(Collected data)
----
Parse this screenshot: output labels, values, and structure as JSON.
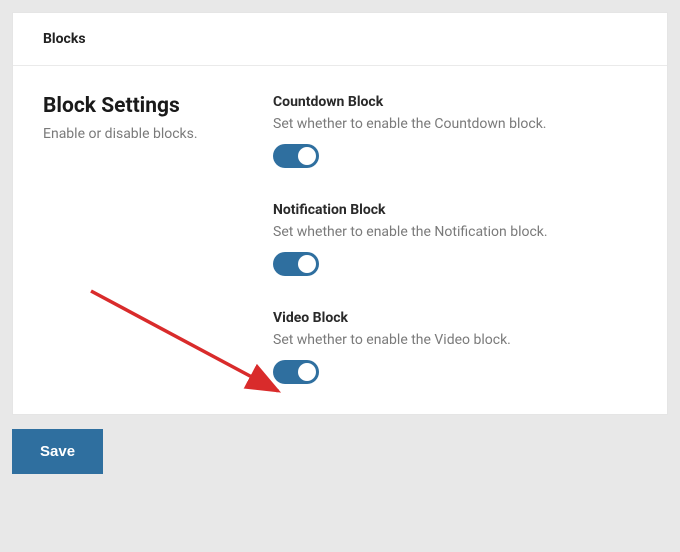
{
  "header": {
    "title": "Blocks"
  },
  "section": {
    "heading": "Block Settings",
    "subtitle": "Enable or disable blocks."
  },
  "settings": {
    "countdown": {
      "title": "Countdown Block",
      "desc": "Set whether to enable the Countdown block."
    },
    "notification": {
      "title": "Notification Block",
      "desc": "Set whether to enable the Notification block."
    },
    "video": {
      "title": "Video Block",
      "desc": "Set whether to enable the Video block."
    }
  },
  "actions": {
    "save": "Save"
  }
}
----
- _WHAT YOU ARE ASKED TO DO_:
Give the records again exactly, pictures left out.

- _EXERCISE RESULT_:
Parse this screenshot: output labels, values, and structure as JSON.
{
  "header": {
    "title": "Blocks"
  },
  "section": {
    "heading": "Block Settings",
    "subtitle": "Enable or disable blocks."
  },
  "settings": {
    "countdown": {
      "title": "Countdown Block",
      "desc": "Set whether to enable the Countdown block."
    },
    "notification": {
      "title": "Notification Block",
      "desc": "Set whether to enable the Notification block."
    },
    "video": {
      "title": "Video Block",
      "desc": "Set whether to enable the Video block."
    }
  },
  "actions": {
    "save": "Save"
  }
}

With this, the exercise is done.